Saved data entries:
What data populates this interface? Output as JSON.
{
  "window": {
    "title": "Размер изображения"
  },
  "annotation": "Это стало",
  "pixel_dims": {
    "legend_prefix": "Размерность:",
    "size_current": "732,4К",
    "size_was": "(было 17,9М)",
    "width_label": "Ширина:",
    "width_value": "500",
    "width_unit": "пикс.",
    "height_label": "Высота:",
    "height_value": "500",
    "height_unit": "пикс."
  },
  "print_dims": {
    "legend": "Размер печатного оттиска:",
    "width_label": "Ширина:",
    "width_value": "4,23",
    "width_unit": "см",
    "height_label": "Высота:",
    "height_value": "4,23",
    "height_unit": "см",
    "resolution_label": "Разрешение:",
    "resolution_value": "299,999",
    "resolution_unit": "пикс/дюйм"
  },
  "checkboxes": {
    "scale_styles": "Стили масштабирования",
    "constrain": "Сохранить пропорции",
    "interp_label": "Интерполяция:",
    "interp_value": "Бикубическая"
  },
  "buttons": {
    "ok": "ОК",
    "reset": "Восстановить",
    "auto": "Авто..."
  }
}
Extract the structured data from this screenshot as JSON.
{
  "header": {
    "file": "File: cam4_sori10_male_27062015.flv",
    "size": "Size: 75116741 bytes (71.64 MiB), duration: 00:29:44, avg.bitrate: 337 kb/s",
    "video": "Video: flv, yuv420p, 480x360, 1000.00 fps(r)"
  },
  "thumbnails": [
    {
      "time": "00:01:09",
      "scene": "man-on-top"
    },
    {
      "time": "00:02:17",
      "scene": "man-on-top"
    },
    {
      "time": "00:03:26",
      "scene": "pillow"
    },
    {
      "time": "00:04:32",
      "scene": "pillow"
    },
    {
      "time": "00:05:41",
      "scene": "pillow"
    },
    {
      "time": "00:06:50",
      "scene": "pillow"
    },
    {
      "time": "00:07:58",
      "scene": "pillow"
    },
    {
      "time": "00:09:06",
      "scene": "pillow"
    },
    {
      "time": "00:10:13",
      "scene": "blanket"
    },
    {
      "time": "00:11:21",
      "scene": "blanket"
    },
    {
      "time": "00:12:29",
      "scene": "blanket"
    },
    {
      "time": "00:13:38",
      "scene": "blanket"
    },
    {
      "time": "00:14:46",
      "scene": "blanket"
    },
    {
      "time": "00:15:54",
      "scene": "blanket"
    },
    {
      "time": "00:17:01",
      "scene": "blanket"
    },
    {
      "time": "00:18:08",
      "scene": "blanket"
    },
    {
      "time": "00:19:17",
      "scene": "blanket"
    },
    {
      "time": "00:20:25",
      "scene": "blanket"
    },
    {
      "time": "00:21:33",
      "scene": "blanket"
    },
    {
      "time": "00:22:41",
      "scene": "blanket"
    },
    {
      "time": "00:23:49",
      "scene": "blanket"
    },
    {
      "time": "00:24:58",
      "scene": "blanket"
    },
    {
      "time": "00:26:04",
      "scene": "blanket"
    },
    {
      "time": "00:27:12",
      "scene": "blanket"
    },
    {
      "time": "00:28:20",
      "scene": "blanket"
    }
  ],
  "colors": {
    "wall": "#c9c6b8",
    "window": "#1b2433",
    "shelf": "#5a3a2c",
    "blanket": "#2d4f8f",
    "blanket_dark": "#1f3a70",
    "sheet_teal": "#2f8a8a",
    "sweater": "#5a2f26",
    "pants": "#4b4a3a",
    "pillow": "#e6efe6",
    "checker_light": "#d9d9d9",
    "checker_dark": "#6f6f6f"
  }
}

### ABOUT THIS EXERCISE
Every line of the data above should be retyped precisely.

### RESULT OF THIS EXERCISE
What data populates this interface? Output as JSON.
{
  "window": {
    "title": "Размер изображения"
  },
  "annotation": "Это стало",
  "pixel_dims": {
    "legend_prefix": "Размерность:",
    "size_current": "732,4К",
    "size_was": "(было 17,9М)",
    "width_label": "Ширина:",
    "width_value": "500",
    "width_unit": "пикс.",
    "height_label": "Высота:",
    "height_value": "500",
    "height_unit": "пикс."
  },
  "print_dims": {
    "legend": "Размер печатного оттиска:",
    "width_label": "Ширина:",
    "width_value": "4,23",
    "width_unit": "см",
    "height_label": "Высота:",
    "height_value": "4,23",
    "height_unit": "см",
    "resolution_label": "Разрешение:",
    "resolution_value": "299,999",
    "resolution_unit": "пикс/дюйм"
  },
  "checkboxes": {
    "scale_styles": "Стили масштабирования",
    "constrain": "Сохранить пропорции",
    "interp_label": "Интерполяция:",
    "interp_value": "Бикубическая"
  },
  "buttons": {
    "ok": "ОК",
    "reset": "Восстановить",
    "auto": "Авто..."
  }
}
Extract the structured data from this screenshot as JSON.
{
  "header": {
    "file": "File: cam4_sori10_male_27062015.flv",
    "size": "Size: 75116741 bytes (71.64 MiB), duration: 00:29:44, avg.bitrate: 337 kb/s",
    "video": "Video: flv, yuv420p, 480x360, 1000.00 fps(r)"
  },
  "thumbnails": [
    {
      "time": "00:01:09",
      "scene": "man-on-top"
    },
    {
      "time": "00:02:17",
      "scene": "man-on-top"
    },
    {
      "time": "00:03:26",
      "scene": "pillow"
    },
    {
      "time": "00:04:32",
      "scene": "pillow"
    },
    {
      "time": "00:05:41",
      "scene": "pillow"
    },
    {
      "time": "00:06:50",
      "scene": "pillow"
    },
    {
      "time": "00:07:58",
      "scene": "pillow"
    },
    {
      "time": "00:09:06",
      "scene": "pillow"
    },
    {
      "time": "00:10:13",
      "scene": "blanket"
    },
    {
      "time": "00:11:21",
      "scene": "blanket"
    },
    {
      "time": "00:12:29",
      "scene": "blanket"
    },
    {
      "time": "00:13:38",
      "scene": "blanket"
    },
    {
      "time": "00:14:46",
      "scene": "blanket"
    },
    {
      "time": "00:15:54",
      "scene": "blanket"
    },
    {
      "time": "00:17:01",
      "scene": "blanket"
    },
    {
      "time": "00:18:08",
      "scene": "blanket"
    },
    {
      "time": "00:19:17",
      "scene": "blanket"
    },
    {
      "time": "00:20:25",
      "scene": "blanket"
    },
    {
      "time": "00:21:33",
      "scene": "blanket"
    },
    {
      "time": "00:22:41",
      "scene": "blanket"
    },
    {
      "time": "00:23:49",
      "scene": "blanket"
    },
    {
      "time": "00:24:58",
      "scene": "blanket"
    },
    {
      "time": "00:26:04",
      "scene": "blanket"
    },
    {
      "time": "00:27:12",
      "scene": "blanket"
    },
    {
      "time": "00:28:20",
      "scene": "blanket"
    }
  ],
  "colors": {
    "wall": "#c9c6b8",
    "window": "#1b2433",
    "shelf": "#5a3a2c",
    "blanket": "#2d4f8f",
    "blanket_dark": "#1f3a70",
    "sheet_teal": "#2f8a8a",
    "sweater": "#5a2f26",
    "pants": "#4b4a3a",
    "pillow": "#e6efe6",
    "checker_light": "#d9d9d9",
    "checker_dark": "#6f6f6f"
  }
}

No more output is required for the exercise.